__Work request__
Every line of the data below must be output exactly, with images left out.
--*--
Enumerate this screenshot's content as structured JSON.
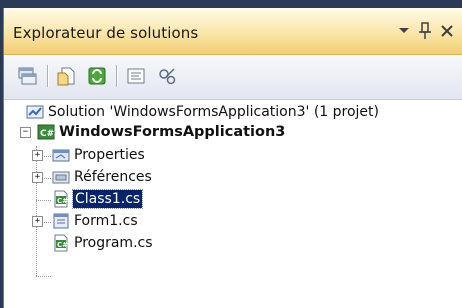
{
  "panel": {
    "title": "Explorateur de solutions"
  },
  "titlebar_buttons": {
    "dropdown": "chevron-down-icon",
    "pin": "pin-icon",
    "close": "close-icon"
  },
  "toolbar": {
    "items": [
      "properties-icon",
      "show-all-files-icon",
      "refresh-icon",
      "view-code-icon",
      "class-diagram-icon"
    ]
  },
  "tree": {
    "solution": "Solution 'WindowsFormsApplication3' (1 projet)",
    "project": "WindowsFormsApplication3",
    "items": [
      {
        "label": "Properties",
        "icon": "properties-folder-icon",
        "expandable": true
      },
      {
        "label": "Références",
        "icon": "references-folder-icon",
        "expandable": true
      },
      {
        "label": "Class1.cs",
        "icon": "csharp-file-icon",
        "expandable": false,
        "selected": true
      },
      {
        "label": "Form1.cs",
        "icon": "form-file-icon",
        "expandable": true
      },
      {
        "label": "Program.cs",
        "icon": "csharp-file-icon",
        "expandable": false
      }
    ]
  },
  "colors": {
    "title_gradient_top": "#fffbe9",
    "title_gradient_bottom": "#f3cf73",
    "selection": "#0a246a",
    "background_frame": "#2b3b57"
  }
}
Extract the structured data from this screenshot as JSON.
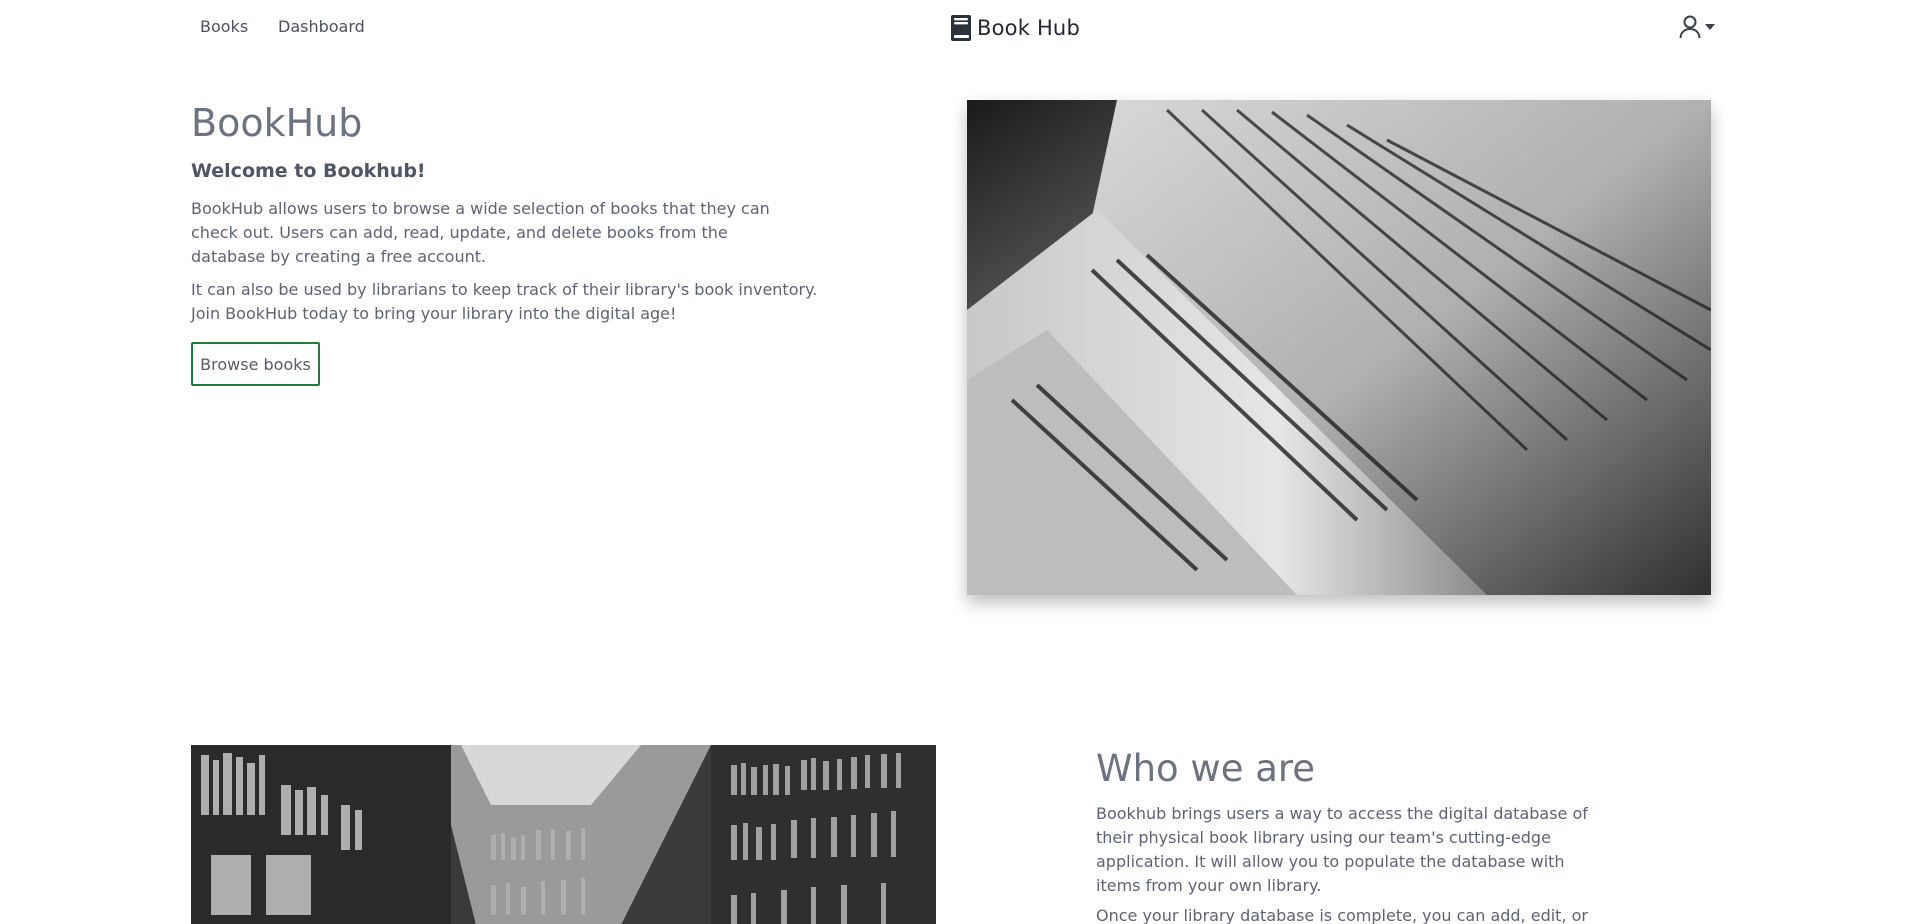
{
  "navbar": {
    "links": [
      {
        "label": "Books"
      },
      {
        "label": "Dashboard"
      }
    ],
    "brand": {
      "icon": "book-icon",
      "text": "Book Hub"
    },
    "user_menu": {
      "icon": "user-icon",
      "caret": "caret-down-icon"
    }
  },
  "hero": {
    "title": "BookHub",
    "subtitle": "Welcome to Bookhub!",
    "paragraph1": "BookHub allows users to browse a wide selection of books that they can check out. Users can add, read, update, and delete books from the database by creating a free account.",
    "paragraph2": "It can also be used by librarians to keep track of their library's book inventory. Join BookHub today to bring your library into the digital age!",
    "browse_button": "Browse books",
    "image": "open-book-photo"
  },
  "about": {
    "image": "library-shelves-photo",
    "title": "Who we are",
    "paragraph1": "Bookhub brings users a way to access the digital database of their physical book library using our team's cutting-edge application. It will allow you to populate the database with items from your own library.",
    "paragraph2": "Once your library database is complete, you can add, edit, or"
  },
  "colors": {
    "button_border": "#1e7d3a",
    "heading": "#6c7380",
    "text": "#5d6472"
  }
}
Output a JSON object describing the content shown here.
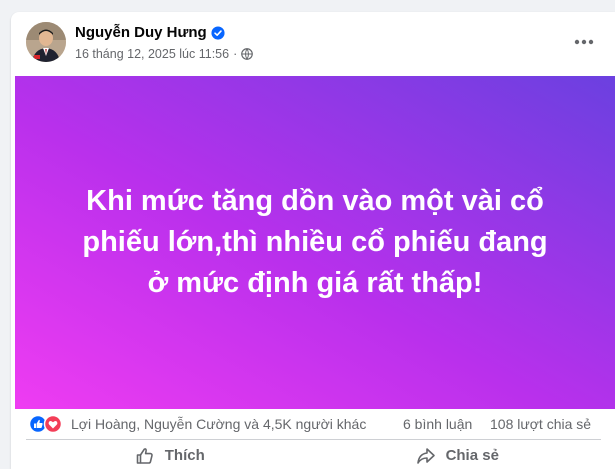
{
  "post": {
    "author": "Nguyễn Duy Hưng",
    "timestamp": "16 tháng 12, 2025 lúc 11:56",
    "privacy_icon": "globe-icon",
    "verified_icon": "verified-badge-icon",
    "more_icon": "more-options-icon",
    "image_text": "Khi mức tăng dồn vào một vài cổ phiếu lớn,thì nhiều cổ phiếu đang ở mức định giá rất thấp!"
  },
  "stats": {
    "reactions_text": "Lợi Hoàng, Nguyễn Cường và 4,5K người khác",
    "comments": "6 bình luận",
    "shares": "108 lượt chia sẻ"
  },
  "actions": {
    "like_label": "Thích",
    "share_label": "Chia sẻ"
  },
  "colors": {
    "like_blue": "#0866ff",
    "love_red": "#f33e58",
    "gradient_start": "#ef3cf2",
    "gradient_end": "#6b40e0",
    "secondary_text": "#65676b"
  }
}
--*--
__Task response__
Enumerate this screenshot's content as structured JSON.
{
  "panel": {
    "title": "Explorateur de solutions"
  },
  "titlebar_buttons": {
    "dropdown": "chevron-down-icon",
    "pin": "pin-icon",
    "close": "close-icon"
  },
  "toolbar": {
    "items": [
      "properties-icon",
      "show-all-files-icon",
      "refresh-icon",
      "view-code-icon",
      "class-diagram-icon"
    ]
  },
  "tree": {
    "solution": "Solution 'WindowsFormsApplication3' (1 projet)",
    "project": "WindowsFormsApplication3",
    "items": [
      {
        "label": "Properties",
        "icon": "properties-folder-icon",
        "expandable": true
      },
      {
        "label": "Références",
        "icon": "references-folder-icon",
        "expandable": true
      },
      {
        "label": "Class1.cs",
        "icon": "csharp-file-icon",
        "expandable": false,
        "selected": true
      },
      {
        "label": "Form1.cs",
        "icon": "form-file-icon",
        "expandable": true
      },
      {
        "label": "Program.cs",
        "icon": "csharp-file-icon",
        "expandable": false
      }
    ]
  },
  "colors": {
    "title_gradient_top": "#fffbe9",
    "title_gradient_bottom": "#f3cf73",
    "selection": "#0a246a",
    "background_frame": "#2b3b57"
  }
}
Extract the structured data from this screenshot as JSON.
{
  "navbar": {
    "links": [
      {
        "label": "Books"
      },
      {
        "label": "Dashboard"
      }
    ],
    "brand": {
      "icon": "book-icon",
      "text": "Book Hub"
    },
    "user_menu": {
      "icon": "user-icon",
      "caret": "caret-down-icon"
    }
  },
  "hero": {
    "title": "BookHub",
    "subtitle": "Welcome to Bookhub!",
    "paragraph1": "BookHub allows users to browse a wide selection of books that they can check out. Users can add, read, update, and delete books from the database by creating a free account.",
    "paragraph2": "It can also be used by librarians to keep track of their library's book inventory. Join BookHub today to bring your library into the digital age!",
    "browse_button": "Browse books",
    "image": "open-book-photo"
  },
  "about": {
    "image": "library-shelves-photo",
    "title": "Who we are",
    "paragraph1": "Bookhub brings users a way to access the digital database of their physical book library using our team's cutting-edge application. It will allow you to populate the database with items from your own library.",
    "paragraph2": "Once your library database is complete, you can add, edit, or"
  },
  "colors": {
    "button_border": "#1e7d3a",
    "heading": "#6c7380",
    "text": "#5d6472"
  }
}
Output a JSON object describing the content shown here.
{
  "post": {
    "author": "Nguyễn Duy Hưng",
    "timestamp": "16 tháng 12, 2025 lúc 11:56",
    "privacy_icon": "globe-icon",
    "verified_icon": "verified-badge-icon",
    "more_icon": "more-options-icon",
    "image_text": "Khi mức tăng dồn vào một vài cổ phiếu lớn,thì nhiều cổ phiếu đang ở mức định giá rất thấp!"
  },
  "stats": {
    "reactions_text": "Lợi Hoàng, Nguyễn Cường và 4,5K người khác",
    "comments": "6 bình luận",
    "shares": "108 lượt chia sẻ"
  },
  "actions": {
    "like_label": "Thích",
    "share_label": "Chia sẻ"
  },
  "colors": {
    "like_blue": "#0866ff",
    "love_red": "#f33e58",
    "gradient_start": "#ef3cf2",
    "gradient_end": "#6b40e0",
    "secondary_text": "#65676b"
  }
}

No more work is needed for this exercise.